Here on The Blog Herald, as on so many other sites in the blogosphere, there are ads, 125×125 pixel squares. We’ve got six here, some blogs just have four, others run eight. The ad, made popular by Michael Arrington on TechCrunch, is something of the de facto standard in the blogosphere, at least when we’re talking blogs about blogging, and related niches.
I like the format, an ad doesn’t need to be much bigger than that. I would prefer it if it was 120×100 pixels instead, but that’s OK, I can live with 125×125 pixels as well.
Problem is, the readers might get saturated, screening out these ads. I recently did a post on this over at Wisdump, and there are some interesting comments there to give strength to this line of reasoning.

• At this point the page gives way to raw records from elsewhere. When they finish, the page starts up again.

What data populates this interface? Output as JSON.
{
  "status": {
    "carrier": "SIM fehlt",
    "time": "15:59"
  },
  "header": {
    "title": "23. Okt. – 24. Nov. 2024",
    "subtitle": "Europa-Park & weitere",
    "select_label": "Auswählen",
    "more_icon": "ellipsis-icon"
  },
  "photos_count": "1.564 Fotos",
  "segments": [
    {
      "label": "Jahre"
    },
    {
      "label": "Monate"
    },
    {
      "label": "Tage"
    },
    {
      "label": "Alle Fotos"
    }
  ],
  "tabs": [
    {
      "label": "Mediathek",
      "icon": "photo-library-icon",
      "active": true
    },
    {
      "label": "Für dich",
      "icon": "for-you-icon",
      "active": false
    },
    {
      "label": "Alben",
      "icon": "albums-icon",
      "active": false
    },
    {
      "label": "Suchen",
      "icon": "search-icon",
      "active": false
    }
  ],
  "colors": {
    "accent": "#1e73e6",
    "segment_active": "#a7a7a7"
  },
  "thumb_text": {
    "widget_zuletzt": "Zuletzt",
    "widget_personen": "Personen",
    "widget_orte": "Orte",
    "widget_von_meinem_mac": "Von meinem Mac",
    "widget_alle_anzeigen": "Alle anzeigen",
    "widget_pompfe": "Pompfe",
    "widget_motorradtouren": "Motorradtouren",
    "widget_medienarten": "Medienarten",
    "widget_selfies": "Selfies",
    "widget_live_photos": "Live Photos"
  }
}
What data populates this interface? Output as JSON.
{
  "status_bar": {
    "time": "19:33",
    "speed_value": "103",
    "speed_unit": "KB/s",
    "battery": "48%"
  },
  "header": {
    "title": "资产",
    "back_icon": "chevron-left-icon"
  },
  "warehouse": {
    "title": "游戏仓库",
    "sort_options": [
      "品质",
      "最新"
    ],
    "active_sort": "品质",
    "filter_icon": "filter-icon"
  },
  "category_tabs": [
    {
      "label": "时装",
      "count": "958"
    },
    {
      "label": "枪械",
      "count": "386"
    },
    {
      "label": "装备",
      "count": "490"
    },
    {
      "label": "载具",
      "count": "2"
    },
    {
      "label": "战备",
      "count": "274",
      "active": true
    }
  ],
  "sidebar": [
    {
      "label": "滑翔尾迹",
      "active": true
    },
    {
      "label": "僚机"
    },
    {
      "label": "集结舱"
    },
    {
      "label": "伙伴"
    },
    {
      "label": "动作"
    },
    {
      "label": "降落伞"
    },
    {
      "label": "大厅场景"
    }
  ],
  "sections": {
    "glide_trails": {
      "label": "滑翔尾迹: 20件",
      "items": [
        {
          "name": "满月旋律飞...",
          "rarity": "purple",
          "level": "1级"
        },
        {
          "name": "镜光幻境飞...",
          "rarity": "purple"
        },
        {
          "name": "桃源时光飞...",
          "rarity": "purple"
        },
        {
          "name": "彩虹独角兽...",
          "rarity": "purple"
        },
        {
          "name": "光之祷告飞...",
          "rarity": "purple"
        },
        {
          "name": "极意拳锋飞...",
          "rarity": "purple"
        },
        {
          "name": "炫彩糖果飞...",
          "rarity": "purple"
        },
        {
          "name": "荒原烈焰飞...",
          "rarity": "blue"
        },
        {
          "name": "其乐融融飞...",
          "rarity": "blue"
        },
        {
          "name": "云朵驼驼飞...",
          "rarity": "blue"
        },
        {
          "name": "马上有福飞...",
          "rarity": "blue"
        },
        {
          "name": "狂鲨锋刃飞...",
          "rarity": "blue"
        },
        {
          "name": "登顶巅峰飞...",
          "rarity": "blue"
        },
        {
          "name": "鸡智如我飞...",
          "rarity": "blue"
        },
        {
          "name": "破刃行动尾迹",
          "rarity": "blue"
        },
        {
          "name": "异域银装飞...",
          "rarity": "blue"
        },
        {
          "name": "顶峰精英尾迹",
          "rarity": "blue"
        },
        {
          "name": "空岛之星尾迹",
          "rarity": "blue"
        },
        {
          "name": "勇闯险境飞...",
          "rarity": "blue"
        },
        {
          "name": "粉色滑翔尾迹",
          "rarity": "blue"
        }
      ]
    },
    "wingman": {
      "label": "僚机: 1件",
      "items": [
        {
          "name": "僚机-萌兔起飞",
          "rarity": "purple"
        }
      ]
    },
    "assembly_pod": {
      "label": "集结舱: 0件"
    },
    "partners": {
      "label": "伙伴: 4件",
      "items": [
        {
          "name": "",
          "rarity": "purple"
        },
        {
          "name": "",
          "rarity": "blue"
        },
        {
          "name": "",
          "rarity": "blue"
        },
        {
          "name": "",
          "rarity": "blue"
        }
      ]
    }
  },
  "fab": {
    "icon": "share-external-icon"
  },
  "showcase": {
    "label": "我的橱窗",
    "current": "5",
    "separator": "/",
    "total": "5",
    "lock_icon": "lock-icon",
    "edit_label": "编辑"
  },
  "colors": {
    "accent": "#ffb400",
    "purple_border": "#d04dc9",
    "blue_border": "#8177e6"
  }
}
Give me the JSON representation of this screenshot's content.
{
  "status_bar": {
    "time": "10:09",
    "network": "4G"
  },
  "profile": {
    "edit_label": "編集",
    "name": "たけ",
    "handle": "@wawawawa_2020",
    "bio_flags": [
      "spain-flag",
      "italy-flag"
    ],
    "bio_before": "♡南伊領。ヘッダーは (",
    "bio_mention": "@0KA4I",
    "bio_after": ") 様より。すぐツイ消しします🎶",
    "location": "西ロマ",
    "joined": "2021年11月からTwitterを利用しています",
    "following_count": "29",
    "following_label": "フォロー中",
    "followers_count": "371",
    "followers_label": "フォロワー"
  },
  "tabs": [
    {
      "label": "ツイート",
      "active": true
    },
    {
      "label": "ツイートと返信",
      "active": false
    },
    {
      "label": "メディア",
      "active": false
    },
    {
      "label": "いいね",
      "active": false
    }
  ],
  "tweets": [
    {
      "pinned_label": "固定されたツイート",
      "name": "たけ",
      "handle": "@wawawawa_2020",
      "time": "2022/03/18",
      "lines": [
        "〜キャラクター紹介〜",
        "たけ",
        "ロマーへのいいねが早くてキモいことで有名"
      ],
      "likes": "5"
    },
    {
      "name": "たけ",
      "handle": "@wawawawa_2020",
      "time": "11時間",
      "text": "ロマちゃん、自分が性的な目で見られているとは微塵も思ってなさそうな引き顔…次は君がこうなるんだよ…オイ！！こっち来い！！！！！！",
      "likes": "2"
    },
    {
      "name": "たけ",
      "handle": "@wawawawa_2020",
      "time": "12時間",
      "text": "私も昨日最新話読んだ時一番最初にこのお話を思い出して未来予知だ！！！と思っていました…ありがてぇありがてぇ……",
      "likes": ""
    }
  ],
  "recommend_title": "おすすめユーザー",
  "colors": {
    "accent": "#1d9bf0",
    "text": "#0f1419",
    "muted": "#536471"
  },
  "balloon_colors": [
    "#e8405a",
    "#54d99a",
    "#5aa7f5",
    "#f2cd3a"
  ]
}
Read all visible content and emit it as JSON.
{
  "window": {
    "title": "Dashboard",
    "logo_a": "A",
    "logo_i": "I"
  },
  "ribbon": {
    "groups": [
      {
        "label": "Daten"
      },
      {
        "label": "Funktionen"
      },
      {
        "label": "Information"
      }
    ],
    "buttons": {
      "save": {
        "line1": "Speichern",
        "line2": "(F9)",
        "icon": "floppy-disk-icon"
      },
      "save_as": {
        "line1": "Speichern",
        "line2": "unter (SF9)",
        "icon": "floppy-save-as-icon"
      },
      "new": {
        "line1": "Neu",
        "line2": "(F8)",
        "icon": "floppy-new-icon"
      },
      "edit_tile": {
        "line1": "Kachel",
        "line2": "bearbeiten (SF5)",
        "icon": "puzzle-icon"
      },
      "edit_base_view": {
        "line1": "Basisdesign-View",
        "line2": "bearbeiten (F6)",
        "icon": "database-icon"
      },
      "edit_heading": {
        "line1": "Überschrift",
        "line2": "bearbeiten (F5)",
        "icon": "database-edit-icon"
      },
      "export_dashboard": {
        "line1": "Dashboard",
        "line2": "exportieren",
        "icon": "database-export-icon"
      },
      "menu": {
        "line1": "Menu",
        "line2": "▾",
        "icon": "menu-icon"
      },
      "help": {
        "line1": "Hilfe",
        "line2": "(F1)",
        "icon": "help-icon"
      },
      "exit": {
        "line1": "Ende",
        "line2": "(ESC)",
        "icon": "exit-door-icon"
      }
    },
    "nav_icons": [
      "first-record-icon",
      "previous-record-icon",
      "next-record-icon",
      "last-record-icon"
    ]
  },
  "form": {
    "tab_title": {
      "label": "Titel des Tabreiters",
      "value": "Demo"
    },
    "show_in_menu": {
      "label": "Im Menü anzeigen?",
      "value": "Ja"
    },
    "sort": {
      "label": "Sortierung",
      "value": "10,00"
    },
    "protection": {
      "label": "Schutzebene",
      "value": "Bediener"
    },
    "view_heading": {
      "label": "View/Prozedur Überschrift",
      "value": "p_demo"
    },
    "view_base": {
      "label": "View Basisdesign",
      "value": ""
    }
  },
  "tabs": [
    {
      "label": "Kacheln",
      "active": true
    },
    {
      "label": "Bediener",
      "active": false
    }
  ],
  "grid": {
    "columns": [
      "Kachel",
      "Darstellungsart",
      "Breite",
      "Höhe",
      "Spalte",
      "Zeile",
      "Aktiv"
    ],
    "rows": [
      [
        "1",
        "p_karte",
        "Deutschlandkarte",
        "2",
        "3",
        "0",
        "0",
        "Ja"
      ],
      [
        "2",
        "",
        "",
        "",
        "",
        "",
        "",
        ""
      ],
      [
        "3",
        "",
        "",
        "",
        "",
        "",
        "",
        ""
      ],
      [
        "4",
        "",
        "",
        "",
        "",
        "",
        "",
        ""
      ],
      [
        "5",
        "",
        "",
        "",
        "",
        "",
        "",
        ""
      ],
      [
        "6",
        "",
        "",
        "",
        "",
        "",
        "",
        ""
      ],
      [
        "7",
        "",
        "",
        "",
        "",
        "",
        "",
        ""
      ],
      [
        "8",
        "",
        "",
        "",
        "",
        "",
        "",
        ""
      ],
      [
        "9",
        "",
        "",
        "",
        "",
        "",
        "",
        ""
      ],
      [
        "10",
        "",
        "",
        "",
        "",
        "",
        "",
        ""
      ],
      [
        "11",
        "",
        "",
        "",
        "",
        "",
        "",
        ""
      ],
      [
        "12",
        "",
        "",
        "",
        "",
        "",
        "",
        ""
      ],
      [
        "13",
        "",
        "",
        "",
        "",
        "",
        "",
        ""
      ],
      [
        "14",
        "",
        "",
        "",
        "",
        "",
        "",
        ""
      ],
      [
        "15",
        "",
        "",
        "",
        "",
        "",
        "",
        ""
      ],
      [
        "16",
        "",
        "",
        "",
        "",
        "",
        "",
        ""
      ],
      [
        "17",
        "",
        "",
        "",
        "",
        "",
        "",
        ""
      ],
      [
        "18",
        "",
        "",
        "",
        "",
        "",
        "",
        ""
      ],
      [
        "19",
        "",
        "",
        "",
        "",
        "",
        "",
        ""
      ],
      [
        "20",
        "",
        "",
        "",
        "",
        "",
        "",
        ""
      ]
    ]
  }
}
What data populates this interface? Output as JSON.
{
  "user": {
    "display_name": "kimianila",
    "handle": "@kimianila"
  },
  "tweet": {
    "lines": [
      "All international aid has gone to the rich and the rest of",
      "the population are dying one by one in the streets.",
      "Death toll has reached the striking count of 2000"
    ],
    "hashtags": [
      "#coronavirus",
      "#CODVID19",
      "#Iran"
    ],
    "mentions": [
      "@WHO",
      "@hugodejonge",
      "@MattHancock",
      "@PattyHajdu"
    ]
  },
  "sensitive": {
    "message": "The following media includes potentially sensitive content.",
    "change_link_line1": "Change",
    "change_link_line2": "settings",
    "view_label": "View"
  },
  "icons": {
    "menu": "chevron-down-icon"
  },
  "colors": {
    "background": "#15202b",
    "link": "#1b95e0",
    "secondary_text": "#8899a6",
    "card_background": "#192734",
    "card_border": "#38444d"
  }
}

So what comes next? It’s hard to monetize a blog to such an extent as to actually making money. Sure, you can do direct ad sales, but will the advertiser be pleased with the turnout? Perhaps, that depends on both ad and target audience, but it also depends on if your readers actually see your ads.
Let’s be really pessimistic and assume that 125×125 pixel ads won’t work anymore.
In a way, there’s already a trend against ads not working as well as they used to on blogs. PR agencies have been trying to get positive reviews and posts on their products almost from day one, but with PayPerPost, ReviewMe, and whatnot, there are more organized ways to get recognition. You can make a decent amount of money by selling your content this way, and several hotshot bloggers are for sale. How true they stay to what they really think is for the reader to decide, I’m not going to butt in and point fingers here. That’s not my point.
The worse our ads perform on blogs, the more we’ll see paid reviews and posts surface. Bloggers will certainly make more money, but credibility will be an issue, actually, it is an issue already, and that’s not just because print media is pointing fingers and looking for the dent in the armor or the giant Print Slayer know as Online Publishing.
If you read a review on a blog, do you know if it’s actually the blogger’s opinion your getting, and not just a piece of dictated PR bullshit?
No, you might not.
On the other hand, when you read that Big Special from That Magazine, do you really believe that they don’t take into account what kind of advertising deals they’re getting?
You really shouldn’t.
I’ve been in the print industry, I know people, and I hear things, first hand. Review grades can be for sale. You don’t trash your most valued advertiser. If it’s time for a special edition to complement your publication, that usually comes straight from the marketing department.
My point is that you don’t know what you’re getting, content-wise, because these days a good PR rep is your best friend, he buys you drinks, and he’s actually quite nice. And his company is paying your mortgage.
The difference is that the online publisher, the blogger, is usually alone and vulnerable. The print media publisher is a full-fledged company. Quite a difference, but sometimes they act just the same.
Which brings us back to not seeing the ads. We really need to do something about that, and bloggers not wanting to do paid posts will have to if they are to survive in the long run. At least if they aim for direct income, there are other ways.
Maybe that’s the solution then, to make money with services promoted by your blog. I know I’m pretty successful doing that, at least, and so can others be.
To this date I haven’t written a paid post. I won’t condone bloggers who do, that’s seeing things in black and white, but just the same I don’t feel comfortable doing it myself.
I’d rather take my chances with those 125×125 pixel ads.
Thord Daniel Hedengren is a designer, writer, and blogger, and also the former editor of The Blog Herald. He used to be a hotshot in the gaming industry in Sweden, but sold everything and went International. Most recently he wrote a book called Smashing WordPress: Beyond the Blog, and does loads of kickass design.